Frantically he goes inside, looks for the phone book, turns to the irrigation contractors section and starts dialing. Call after call recorders come on to leave a message. He calls the water department and they say to call an irrigation contractor or plumber. What is he to do now? The water continues to run into the street while the lawn continues to get saturated after ten hours of watering. Nine of it was while he was at work. Take a deep breath. Walk around the yard, find your back flow valve, and turn it off. You will still have water to your home but now have turned off the irrigation system while you wait for the irrigation contractor to come. Go back to the clock, put the battery back in, plug your timer back in, and patiently wait for the repair man.
One of the problems with irrigation systems is that the homeowners turn the system off totally during the rainy seasons. This is where problems begin to happen. As your system begins to age, like our bodies, deteriorates and dries out. In the irrigation system you have an electric valve for each zone. With this electric valve you have a solenoid that activates a diaphragm. This diaphragm is what dries out over time. It will crack, and leak causing the water pressure to not be able to build and close off the valve for the water to start or stop. This is why you also cannot get the water to come on at times due to this valve not functioning correctly. When you leave your irrigation system off for a while, this diaphragm can dry out. It is best to operate your system on a regular basis but with the time cut back. If you have a complete system, you will have a rain sensor that will keep the water off during the rainy seasons, but will allow it to work when needed. It works off of moisture levels. You can adjust the rain sensor.

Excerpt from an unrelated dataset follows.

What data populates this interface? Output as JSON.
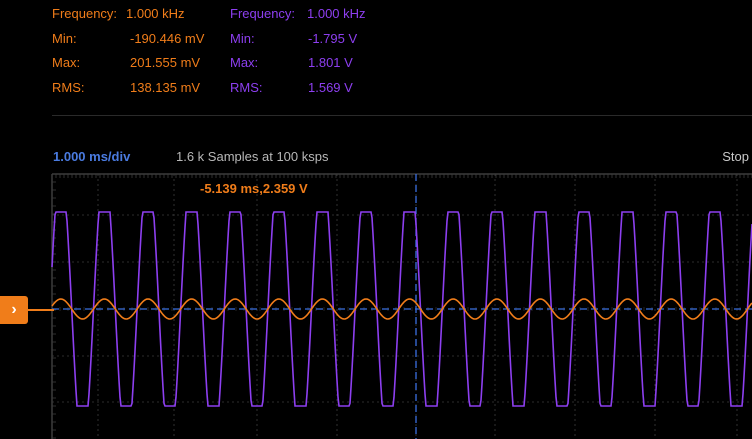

Also what can happen to make your irrigation system stay stuck on is when pebbles get caught in the diaphragm and won’t allow the water pressure to build to allow the valve to shut off or come on. With this problem as with a dry diaphragm the valve will have to be repaired or replaced. Repairing could be as simple as opening the valve to clean out the pebbles or replacing the bad diaphragm. This needs to be done by a professional.
Don’t fret, all you needed anyway was to get the water off until a contractor could come out to make the repairs. And you did that. Good luck. See ya next month. The Landscape Doctor